The circumstances of his life had taken Munis to Mexico, but as soon as he received news of the 1936 uprising in Barcelona, he returned to Spain, reformed the Bolshevik-Leninist Group which had disappeared, and later on participated with courage and determination, alongside the ‘Friends of Durruti', in the May 1937 insurrection of the workers of Barcelona against the Popular Front government. Arrested in 1938, he managed to escape the Stalinist prisons in 1939.
The outbreak of the second imperialist world war led Munis to break with Trotskyism, on the question of the defense of one imperialist camp against another, and to adopt a clear internationalist position of revolutionary defeatism against the imperialist war.

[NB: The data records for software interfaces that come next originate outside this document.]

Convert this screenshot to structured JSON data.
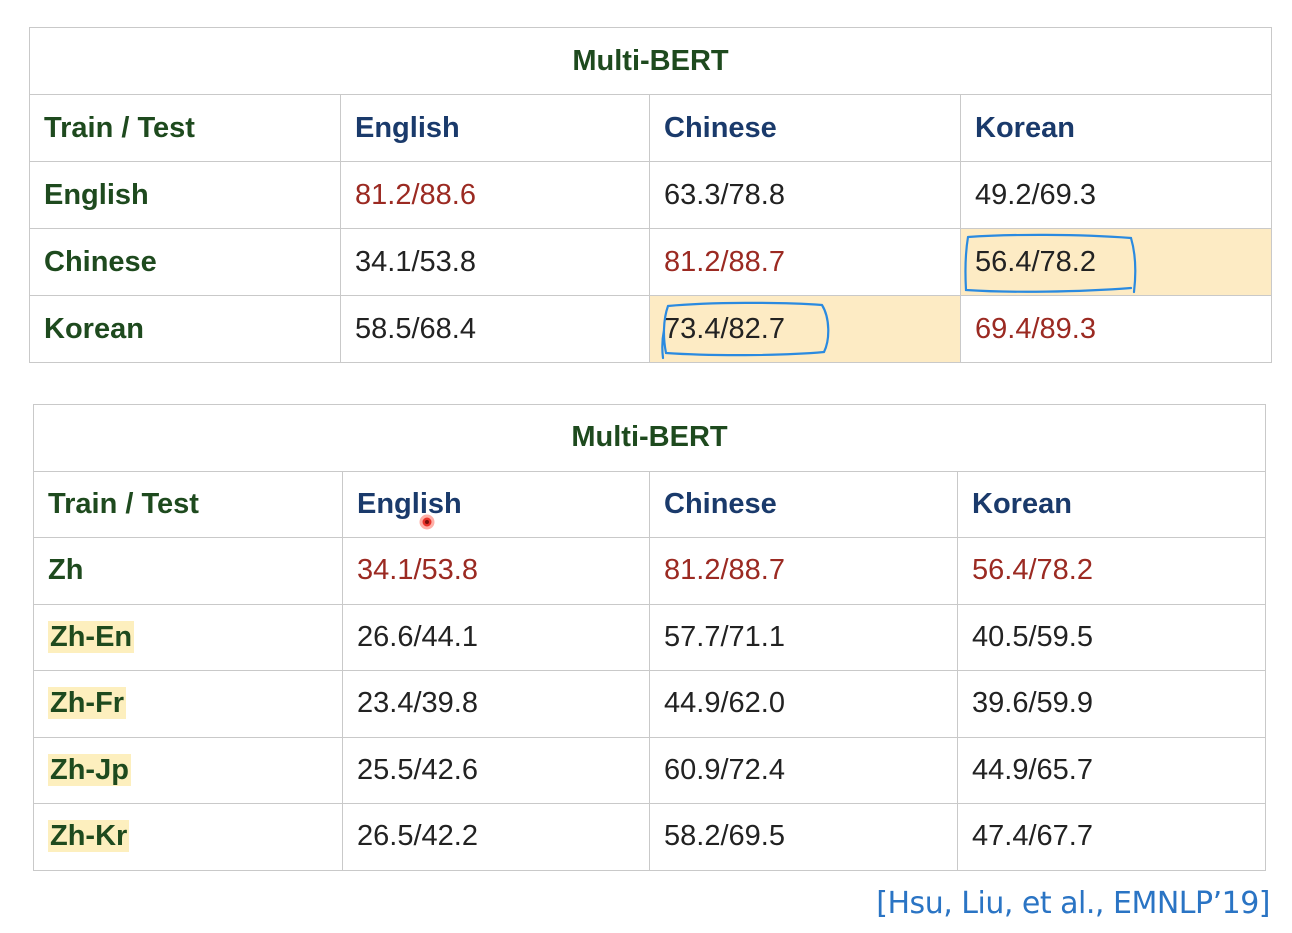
{
  "table1": {
    "title": "Multi-BERT",
    "header": [
      "Train / Test",
      "English",
      "Chinese",
      "Korean"
    ],
    "rows": [
      {
        "label": "English",
        "cells": [
          "81.2/88.6",
          "63.3/78.8",
          "49.2/69.3"
        ]
      },
      {
        "label": "Chinese",
        "cells": [
          "34.1/53.8",
          "81.2/88.7",
          "56.4/78.2"
        ]
      },
      {
        "label": "Korean",
        "cells": [
          "58.5/68.4",
          "73.4/82.7",
          "69.4/89.3"
        ]
      }
    ]
  },
  "table2": {
    "title": "Multi-BERT",
    "header": [
      "Train / Test",
      "English",
      "Chinese",
      "Korean"
    ],
    "rows": [
      {
        "label": "Zh",
        "cells": [
          "34.1/53.8",
          "81.2/88.7",
          "56.4/78.2"
        ]
      },
      {
        "label": "Zh-En",
        "cells": [
          "26.6/44.1",
          "57.7/71.1",
          "40.5/59.5"
        ]
      },
      {
        "label": "Zh-Fr",
        "cells": [
          "23.4/39.8",
          "44.9/62.0",
          "39.6/59.9"
        ]
      },
      {
        "label": "Zh-Jp",
        "cells": [
          "25.5/42.6",
          "60.9/72.4",
          "44.9/65.7"
        ]
      },
      {
        "label": "Zh-Kr",
        "cells": [
          "26.5/42.2",
          "58.2/69.5",
          "47.4/67.7"
        ]
      }
    ]
  },
  "citation": "[Hsu, Liu, et al., EMNLP’19]",
  "colors": {
    "title_green": "#1e4a1e",
    "header_blue": "#1a3a6b",
    "diag_red": "#9b2a22",
    "highlight": "#fdebc4",
    "annotation_blue": "#2a8ae0",
    "pointer_red": "#e8322a",
    "citation_blue": "#2a74c4"
  }
}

He denounced Russia as a capitalist country and this led to the Spanish section breaking with the IVth International at its first post-war Congress, in 1948 (cf ‘Explicacion y Llamamiento a los militantes, grupos y secciones de la IV Internacional,' September 1949).
After this break, his political evolution continued to move in the direction of greater revolutionary clarity, in particular on the union and parliamentary question, and notably after discussions with militants of the Gauche Communiste de France. However, the ‘Second Communist Manifesto' which he published in 1965 (after he'd spent a number of years in Franco's jails) showed a continuing difficulty in breaking completely from the Trotskyist approach, even though this document is evidently situated on a proletarian class terrain.

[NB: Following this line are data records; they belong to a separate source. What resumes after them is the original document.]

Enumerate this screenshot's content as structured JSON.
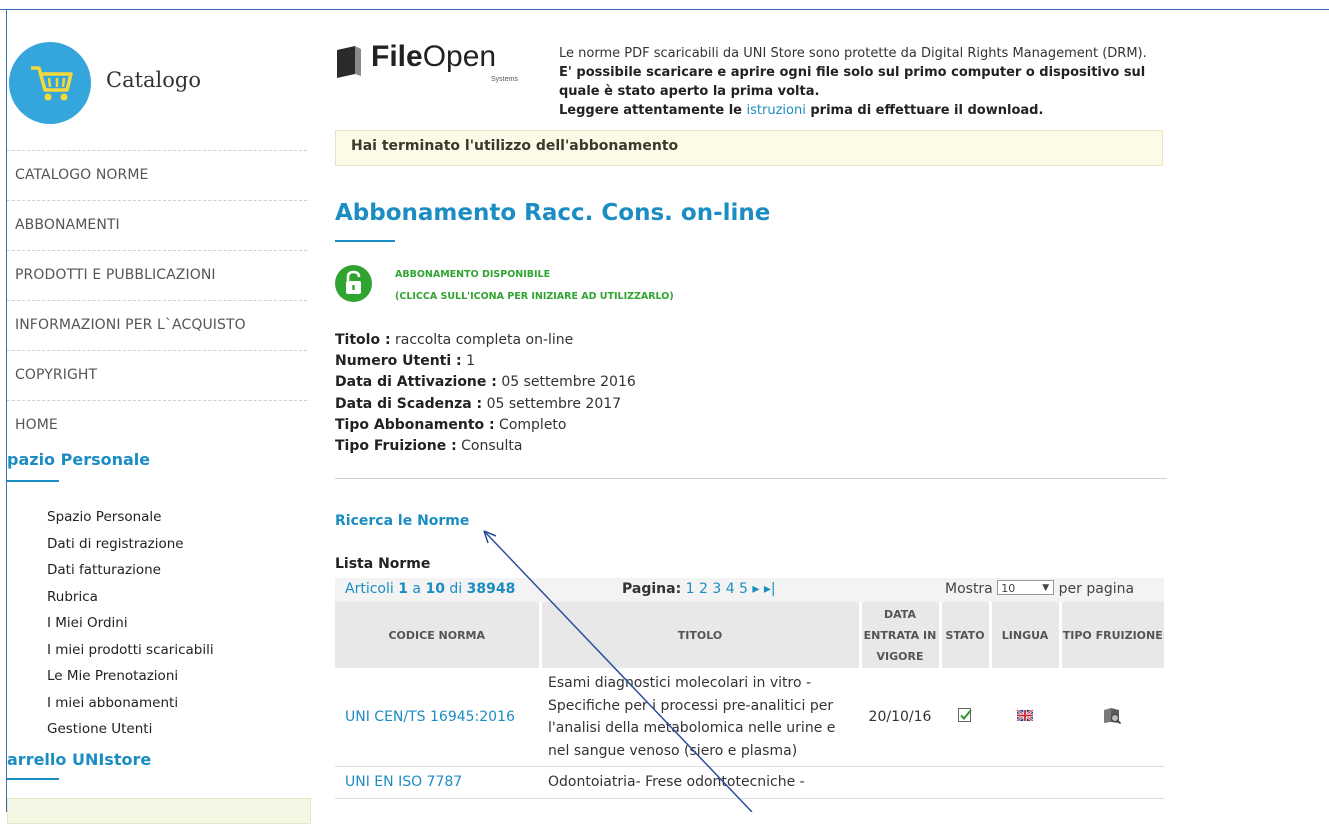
{
  "sidebar": {
    "brand_title": "Catalogo",
    "menu": [
      {
        "label": "CATALOGO NORME"
      },
      {
        "label": "ABBONAMENTI"
      },
      {
        "label": "PRODOTTI E PUBBLICAZIONI"
      },
      {
        "label": "INFORMAZIONI PER L`ACQUISTO"
      },
      {
        "label": "COPYRIGHT"
      },
      {
        "label": "HOME"
      }
    ],
    "personal_title": "pazio Personale",
    "personal_items": [
      {
        "label": "Spazio Personale"
      },
      {
        "label": "Dati di registrazione"
      },
      {
        "label": "Dati fatturazione"
      },
      {
        "label": "Rubrica"
      },
      {
        "label": "I Miei Ordini"
      },
      {
        "label": "I miei prodotti scaricabili"
      },
      {
        "label": "Le Mie Prenotazioni"
      },
      {
        "label": "I miei abbonamenti"
      },
      {
        "label": "Gestione Utenti"
      }
    ],
    "cart_title": "arrello UNIstore"
  },
  "fileopen": {
    "brand_bold": "File",
    "brand_light": "Open",
    "brand_sub": "Systems",
    "line1": "Le norme PDF scaricabili da UNI Store sono protette da Digital Rights Management (DRM).",
    "line2": "E' possibile scaricare e aprire ogni file solo sul primo computer o dispositivo sul quale è stato aperto la prima volta.",
    "line3_pre": "Leggere attentamente le ",
    "line3_link": "istruzioni",
    "line3_post": " prima di effettuare il download."
  },
  "notice": "Hai terminato l'utilizzo dell'abbonamento",
  "page_title": "Abbonamento Racc. Cons. on-line",
  "status": {
    "line1": "ABBONAMENTO DISPONIBILE",
    "line2": "(CLICCA SULL'ICONA PER INIZIARE AD UTILIZZARLO)"
  },
  "info": [
    {
      "label": "Titolo :",
      "value": " raccolta completa on-line"
    },
    {
      "label": "Numero Utenti :",
      "value": " 1"
    },
    {
      "label": "Data di Attivazione :",
      "value": " 05 settembre 2016"
    },
    {
      "label": "Data di Scadenza :",
      "value": " 05 settembre 2017"
    },
    {
      "label": "Tipo Abbonamento :",
      "value": " Completo"
    },
    {
      "label": "Tipo Fruizione :",
      "value": " Consulta"
    }
  ],
  "search_link": "Ricerca le Norme",
  "list_title": "Lista Norme",
  "pager": {
    "articoli": "Articoli",
    "from": "1",
    "a": "a",
    "to": "10",
    "di": "di",
    "total": "38948",
    "pagina_label": "Pagina:",
    "pages": "1 2 3 4 5 ▸ ▸|",
    "mostra": "Mostra",
    "per_page_value": "10",
    "per_pagina": "per pagina"
  },
  "table": {
    "headers": [
      "CODICE NORMA",
      "TITOLO",
      "DATA ENTRATA IN VIGORE",
      "STATO",
      "LINGUA",
      "TIPO FRUIZIONE"
    ],
    "rows": [
      {
        "code": "UNI CEN/TS 16945:2016",
        "title": "Esami diagnostici molecolari in vitro - Specifiche per i processi pre-analitici per l'analisi della metabolomica nelle urine e nel sangue venoso (siero e plasma)",
        "date": "20/10/16"
      },
      {
        "code": "UNI EN ISO 7787",
        "title": "Odontoiatria- Frese odontotecniche -",
        "date": ""
      }
    ]
  },
  "colors": {
    "accent": "#1c8dc3",
    "green": "#30a431",
    "frame": "#3a6fb3"
  }
}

In 1967, along with comrades from the Venezuelan group Internacialismo, he participated in efforts to restore contacts with the revolutionary milieu in Italy. Thus, at the end of the ‘60s, with the resurgence of the working class onto the scene of history, he took his place alongside the weak revolutionary forces existing at that time, including those who were to form Revolution Internationale in France. But at the beginning of the ‘70s, he unfortunately remained outside the discussions and attempts at regroupment which resulted in particular in the constitution of the ICC in 1975. Even so, the Cerment Ouvriere Revolutionaire (FOR), the group he formed in Spain and France around the positions of the ‘Second Manifesto', at first agreed to participate in the series of conferences of groups of the communist left which began in Milan in 1977. But this attitude altered during the course of the second conference; the FOR walked out of the conference, and this was the expression of a tendency towards sectarian isolation which up to now has prevailed in this organization.
It's thus clear that we have very important differences with the FOR, which has led us to polemicise with them a number of times in our press (see in particular the article in International Review 52). However, despite the serious errors he may have made, Munis remained to the end a militant who was deeply loyal to the combat of the working class. He was one of those very rare militants who stood up to the pressures of the most terrible counterrevolution the proletariat has ever known, when many deserted or even betrayed the militant fight; and he was once again there alongside the class with the historical resurgence of its struggles at the end of the ‘60s.
We pay our homage to this militant of the revolutionary struggle, to his loyalty and unbreakable commitment to the proletarian cause. To the comrades of the FOR, we send our fraternal greetings.